Assignment
Each line of the data has to be written out again exactly as shown.

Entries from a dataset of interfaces
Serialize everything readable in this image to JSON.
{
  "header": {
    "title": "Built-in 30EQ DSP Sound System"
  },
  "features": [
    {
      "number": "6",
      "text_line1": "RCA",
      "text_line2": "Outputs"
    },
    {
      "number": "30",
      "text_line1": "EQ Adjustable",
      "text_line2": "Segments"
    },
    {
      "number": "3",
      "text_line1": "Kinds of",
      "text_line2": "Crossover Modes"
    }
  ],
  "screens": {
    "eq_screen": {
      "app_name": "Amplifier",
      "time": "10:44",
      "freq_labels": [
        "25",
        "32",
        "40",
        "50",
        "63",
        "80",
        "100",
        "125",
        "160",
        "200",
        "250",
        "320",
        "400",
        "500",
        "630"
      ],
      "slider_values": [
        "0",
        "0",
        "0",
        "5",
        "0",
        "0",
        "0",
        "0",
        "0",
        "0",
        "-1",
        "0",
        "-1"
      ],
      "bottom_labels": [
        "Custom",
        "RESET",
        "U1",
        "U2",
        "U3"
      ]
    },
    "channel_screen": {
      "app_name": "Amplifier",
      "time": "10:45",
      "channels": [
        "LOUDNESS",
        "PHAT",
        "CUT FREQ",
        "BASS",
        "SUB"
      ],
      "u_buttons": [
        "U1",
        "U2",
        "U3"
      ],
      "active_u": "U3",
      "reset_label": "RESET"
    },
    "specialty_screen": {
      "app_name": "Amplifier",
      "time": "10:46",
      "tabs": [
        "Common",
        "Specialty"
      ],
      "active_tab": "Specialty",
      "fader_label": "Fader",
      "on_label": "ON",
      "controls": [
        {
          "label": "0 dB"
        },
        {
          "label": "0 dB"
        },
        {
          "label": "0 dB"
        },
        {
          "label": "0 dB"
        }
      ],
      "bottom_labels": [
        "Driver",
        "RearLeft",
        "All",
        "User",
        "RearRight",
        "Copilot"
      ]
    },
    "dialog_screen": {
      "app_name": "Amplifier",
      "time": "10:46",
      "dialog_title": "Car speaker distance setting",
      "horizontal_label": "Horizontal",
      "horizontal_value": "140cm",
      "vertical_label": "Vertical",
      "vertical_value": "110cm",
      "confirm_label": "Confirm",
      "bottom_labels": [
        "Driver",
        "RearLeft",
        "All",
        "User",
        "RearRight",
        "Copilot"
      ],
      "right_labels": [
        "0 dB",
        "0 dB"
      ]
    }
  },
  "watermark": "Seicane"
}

Solution to this problem
Serialize everything readable in this image to JSON.
{
  "header": {
    "title": "Built-in 30EQ DSP Sound System"
  },
  "features": [
    {
      "number": "6",
      "text_line1": "RCA",
      "text_line2": "Outputs"
    },
    {
      "number": "30",
      "text_line1": "EQ Adjustable",
      "text_line2": "Segments"
    },
    {
      "number": "3",
      "text_line1": "Kinds of",
      "text_line2": "Crossover Modes"
    }
  ],
  "screens": {
    "eq_screen": {
      "app_name": "Amplifier",
      "time": "10:44",
      "freq_labels": [
        "25",
        "32",
        "40",
        "50",
        "63",
        "80",
        "100",
        "125",
        "160",
        "200",
        "250",
        "320",
        "400",
        "500",
        "630"
      ],
      "slider_values": [
        "0",
        "0",
        "0",
        "5",
        "0",
        "0",
        "0",
        "0",
        "0",
        "0",
        "-1",
        "0",
        "-1"
      ],
      "bottom_labels": [
        "Custom",
        "RESET",
        "U1",
        "U2",
        "U3"
      ]
    },
    "channel_screen": {
      "app_name": "Amplifier",
      "time": "10:45",
      "channels": [
        "LOUDNESS",
        "PHAT",
        "CUT FREQ",
        "BASS",
        "SUB"
      ],
      "u_buttons": [
        "U1",
        "U2",
        "U3"
      ],
      "active_u": "U3",
      "reset_label": "RESET"
    },
    "specialty_screen": {
      "app_name": "Amplifier",
      "time": "10:46",
      "tabs": [
        "Common",
        "Specialty"
      ],
      "active_tab": "Specialty",
      "fader_label": "Fader",
      "on_label": "ON",
      "controls": [
        {
          "label": "0 dB"
        },
        {
          "label": "0 dB"
        },
        {
          "label": "0 dB"
        },
        {
          "label": "0 dB"
        }
      ],
      "bottom_labels": [
        "Driver",
        "RearLeft",
        "All",
        "User",
        "RearRight",
        "Copilot"
      ]
    },
    "dialog_screen": {
      "app_name": "Amplifier",
      "time": "10:46",
      "dialog_title": "Car speaker distance setting",
      "horizontal_label": "Horizontal",
      "horizontal_value": "140cm",
      "vertical_label": "Vertical",
      "vertical_value": "110cm",
      "confirm_label": "Confirm",
      "bottom_labels": [
        "Driver",
        "RearLeft",
        "All",
        "User",
        "RearRight",
        "Copilot"
      ],
      "right_labels": [
        "0 dB",
        "0 dB"
      ]
    }
  },
  "watermark": "Seicane"
}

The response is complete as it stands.